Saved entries
◇ ◇ ◇ ◇

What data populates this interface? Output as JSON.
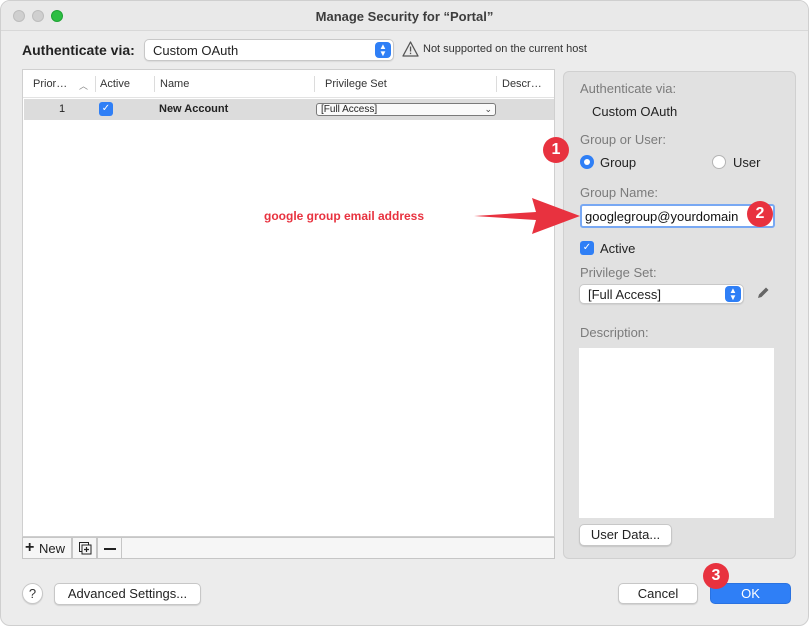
{
  "window": {
    "title": "Manage Security for “Portal”"
  },
  "auth": {
    "label": "Authenticate via:",
    "selected": "Custom OAuth",
    "warning": "Not supported on the current host"
  },
  "table": {
    "columns": [
      "Prior…",
      "Active",
      "Name",
      "Privilege Set",
      "Descr…"
    ],
    "rows": [
      {
        "priority": "1",
        "active": true,
        "name": "New Account",
        "privilege_set": "[Full Access]"
      }
    ],
    "footer": {
      "new_label": "New"
    }
  },
  "panel": {
    "auth_label": "Authenticate via:",
    "auth_value": "Custom OAuth",
    "group_or_user_label": "Group or User:",
    "group_label": "Group",
    "user_label": "User",
    "group_selected": true,
    "group_name_label": "Group Name:",
    "group_name_value": "googlegroup@yourdomain",
    "active_label": "Active",
    "active_checked": true,
    "privilege_label": "Privilege Set:",
    "privilege_value": "[Full Access]",
    "description_label": "Description:",
    "user_data_button": "User Data..."
  },
  "bottom": {
    "help_label": "?",
    "advanced_button": "Advanced Settings...",
    "cancel_button": "Cancel",
    "ok_button": "OK"
  },
  "annotations": {
    "badge1": "1",
    "badge2": "2",
    "badge3": "3",
    "note": "google group email address",
    "color": "#e8323f"
  },
  "colors": {
    "accent": "#2f7ff6",
    "annotation": "#e8323f"
  }
}
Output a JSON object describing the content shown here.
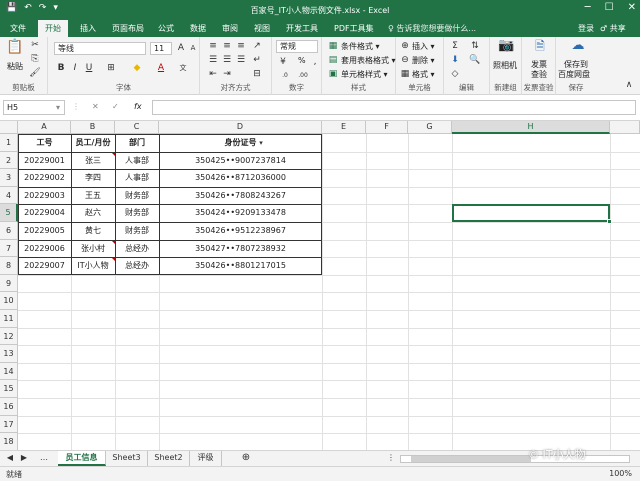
{
  "window": {
    "title": "百家号_IT小人物示例文件.xlsx - Excel",
    "qa_icons": [
      "save-icon",
      "undo-icon",
      "redo-icon",
      "customize-icon"
    ],
    "win_btns": [
      "─",
      "☐",
      "✕"
    ]
  },
  "tabs": [
    "文件",
    "开始",
    "插入",
    "页面布局",
    "公式",
    "数据",
    "审阅",
    "视图",
    "开发工具",
    "PDF工具集"
  ],
  "active_tab": "开始",
  "tellme": "♀ 告诉我您想要做什么...",
  "signin": "登录",
  "share": "♂ 共享",
  "ribbon": {
    "clipboard": {
      "label": "剪贴板",
      "paste": "粘贴"
    },
    "font": {
      "label": "字体",
      "name": "等线",
      "size": "11"
    },
    "alignment": {
      "label": "对齐方式"
    },
    "number": {
      "label": "数字",
      "format": "常规",
      "percent": "%"
    },
    "styles": {
      "label": "样式",
      "items": [
        "条件格式 ▾",
        "套用表格格式 ▾",
        "单元格样式 ▾"
      ]
    },
    "cells": {
      "label": "单元格",
      "items": [
        "插入 ▾",
        "删除 ▾",
        "格式 ▾"
      ]
    },
    "editing": {
      "label": "编辑"
    },
    "camera": {
      "label": "新建组",
      "btn": "照相机"
    },
    "invoice": {
      "label": "发票查验",
      "btn1": "发票",
      "btn2": "查验"
    },
    "save": {
      "label": "保存",
      "btn1": "保存到",
      "btn2": "百度网盘"
    }
  },
  "formula_bar": {
    "name_box": "H5",
    "fx": "fx",
    "cancel": "✕",
    "enter": "✓",
    "value": ""
  },
  "columns": [
    "A",
    "B",
    "C",
    "D",
    "E",
    "F",
    "G",
    "H"
  ],
  "selected_column": "H",
  "rows": [
    "1",
    "2",
    "3",
    "4",
    "5",
    "6",
    "7",
    "8",
    "9",
    "10",
    "11",
    "12",
    "13",
    "14",
    "15",
    "16",
    "17",
    "18"
  ],
  "selected_row": "5",
  "table": {
    "headers": [
      "工号",
      "员工/月份",
      "部门",
      "身份证号"
    ],
    "rows": [
      [
        "20229001",
        "张三",
        "人事部",
        "350425••9007237814"
      ],
      [
        "20229002",
        "李四",
        "人事部",
        "350426••8712036000"
      ],
      [
        "20229003",
        "王五",
        "财务部",
        "350426••7808243267"
      ],
      [
        "20229004",
        "赵六",
        "财务部",
        "350424••9209133478"
      ],
      [
        "20229005",
        "黄七",
        "财务部",
        "350426••9512238967"
      ],
      [
        "20229006",
        "张小村",
        "总经办",
        "350427••7807238932"
      ],
      [
        "20229007",
        "IT小人物",
        "总经办",
        "350426••8801217015"
      ]
    ]
  },
  "sheets": [
    "员工信息",
    "Sheet3",
    "Sheet2",
    "评级"
  ],
  "active_sheet": "员工信息",
  "status": "就绪",
  "zoom": "100%",
  "watermark": "© IT小人物"
}
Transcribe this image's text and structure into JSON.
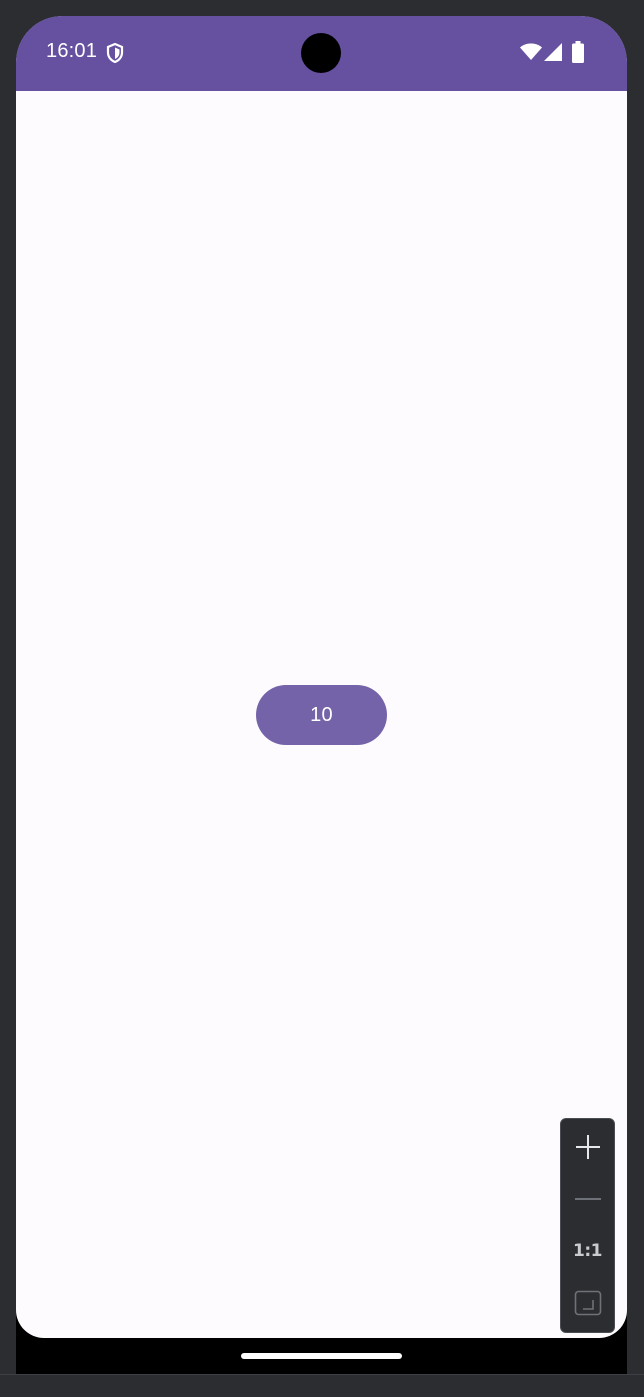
{
  "status_bar": {
    "time": "16:01",
    "icons": [
      "shield-icon",
      "wifi-icon",
      "signal-icon",
      "battery-icon"
    ]
  },
  "main": {
    "counter_button_label": "10"
  },
  "zoom_controls": {
    "items": [
      {
        "icon": "plus-icon",
        "label": ""
      },
      {
        "icon": "minus-icon",
        "label": ""
      },
      {
        "icon": "actual-size-icon",
        "label": "1:1"
      },
      {
        "icon": "fit-screen-icon",
        "label": ""
      }
    ]
  },
  "colors": {
    "accent": "#6650a0",
    "button": "#7463a9",
    "background": "#fdfbfe",
    "frame": "#2b2d31"
  }
}
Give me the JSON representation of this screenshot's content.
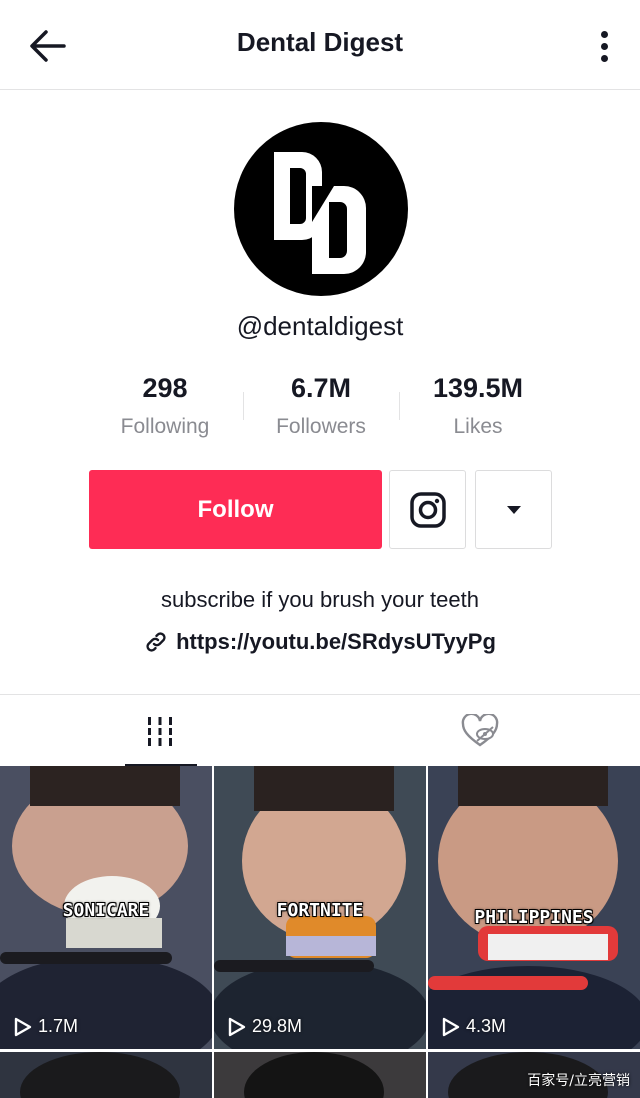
{
  "header": {
    "title": "Dental Digest"
  },
  "profile": {
    "handle": "@dentaldigest",
    "stats": [
      {
        "value": "298",
        "label": "Following"
      },
      {
        "value": "6.7M",
        "label": "Followers"
      },
      {
        "value": "139.5M",
        "label": "Likes"
      }
    ],
    "follow_label": "Follow",
    "bio": "subscribe if you brush your teeth",
    "link": "https://youtu.be/SRdysUTyyPg",
    "accent_color": "#fe2c55"
  },
  "tabs": [
    {
      "icon": "grid-icon",
      "active": true
    },
    {
      "icon": "liked-hidden-icon",
      "active": false
    }
  ],
  "videos": [
    {
      "caption": "SONICARE",
      "views": "1.7M"
    },
    {
      "caption": "FORTNITE",
      "views": "29.8M"
    },
    {
      "caption": "PHILIPPINES",
      "views": "4.3M"
    }
  ],
  "watermark": "百家号/立亮营销"
}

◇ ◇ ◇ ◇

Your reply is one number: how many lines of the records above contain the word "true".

### THE COMPLETED TASK
4